The dark side of three days' rest

Shortly before he walked out the door of the clubhouse at Rangers Ballpark in Texas to catch a flight for Seattle on Sunday afternoon, Joel Pineiro paused for a moment to reflect on what tonight's start might be like. Pineiro, a sinkerball pitcher, hasn't thrown a pitch in a game since Aug. 20, nine days ago.

What can he expect?

"We'll find out," Pineiro said. "I have no idea. I've never done this before."

The Angels have reached the dark side of pitching Jered Weaver and Ervin Santana on short rest during their key three-game series in Texas. Results were mixed in the first half of the experiment. They won the game Santana pitched and lost the game Weaver pitched.

Now comes Phase Two. Their No. 4 and 5 starters, Pineiro and Jerome Williams, have to pitch after having their routines disrupted. It's not as if these four games are any less crucial to the Angels than the previous three and, with Felix Hernandez looming in Game 3, the Angels probably can't afford to lose both these games. They trail Texas by three games.

"That's something you look at, too: How far are you pushing guys back?" manager Mike Scioscia said. "With JP, the rest helped him find his game when we moved him to the bullpen. Jerome should be fine with it. It's not like they'll be pitching on seven days' rest every time out. They've been pretty regular."

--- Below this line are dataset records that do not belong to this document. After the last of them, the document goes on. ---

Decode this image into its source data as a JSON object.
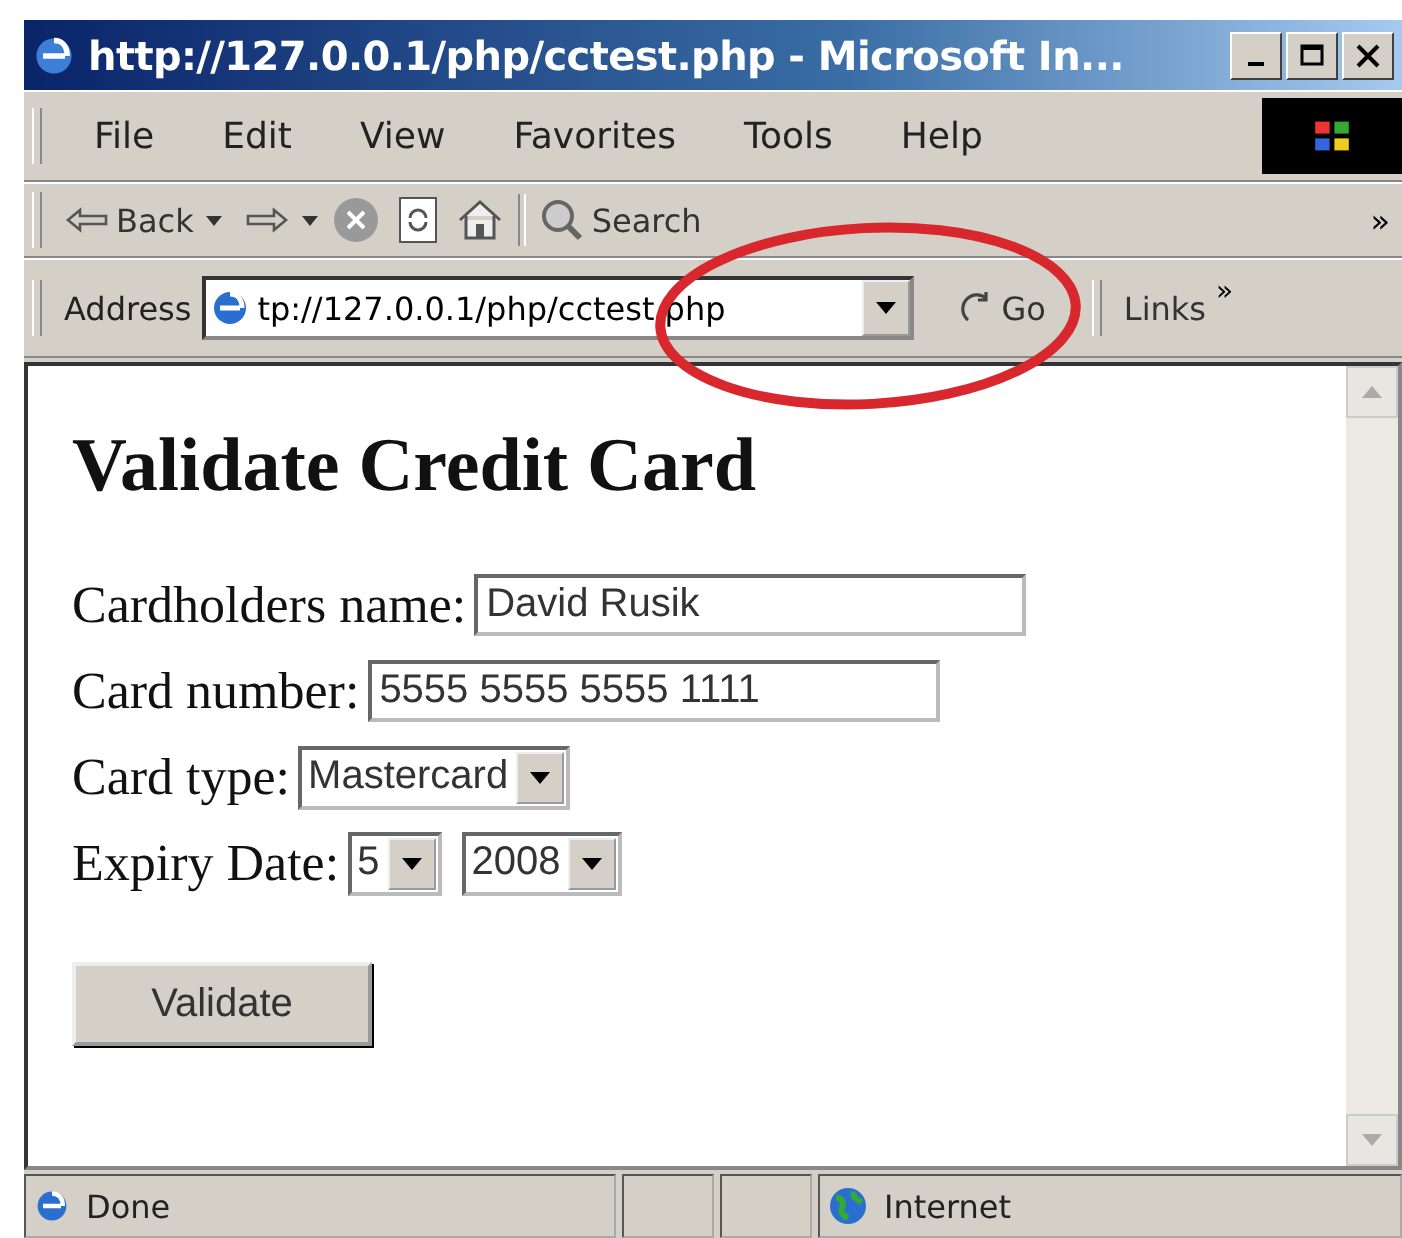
{
  "window": {
    "title": "http://127.0.0.1/php/cctest.php - Microsoft In..."
  },
  "menu": [
    "File",
    "Edit",
    "View",
    "Favorites",
    "Tools",
    "Help"
  ],
  "toolbar": {
    "back": "Back",
    "search": "Search",
    "overflow": "»"
  },
  "address_bar": {
    "label": "Address",
    "value": "tp://127.0.0.1/php/cctest.php",
    "go": "Go",
    "links": "Links",
    "overflow": "»"
  },
  "page": {
    "heading": "Validate Credit Card",
    "fields": [
      {
        "kind": "text",
        "label": "Cardholders name:",
        "value": "David Rusik"
      },
      {
        "kind": "text",
        "label": "Card number:",
        "value": "5555 5555 5555 1111"
      },
      {
        "kind": "select",
        "label": "Card type:",
        "values": [
          "Mastercard"
        ]
      },
      {
        "kind": "select",
        "label": "Expiry Date:",
        "values": [
          "5",
          "2008"
        ]
      }
    ],
    "button": "Validate"
  },
  "status_bar": {
    "status": "Done",
    "zone": "Internet"
  }
}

Both Williams and Pineiro rely on sinking pitches to various degrees to get outs, which raises the possibility that they'll be less effective in these starts. Many sinkerball pitches would rather pitch with a slightly tired arm than when they're fully charged. The ball seems to sink more that way.

"If I stay on top of the ball, hopefully my stuff will be sharper and my arm will feel rest," Pineiro said.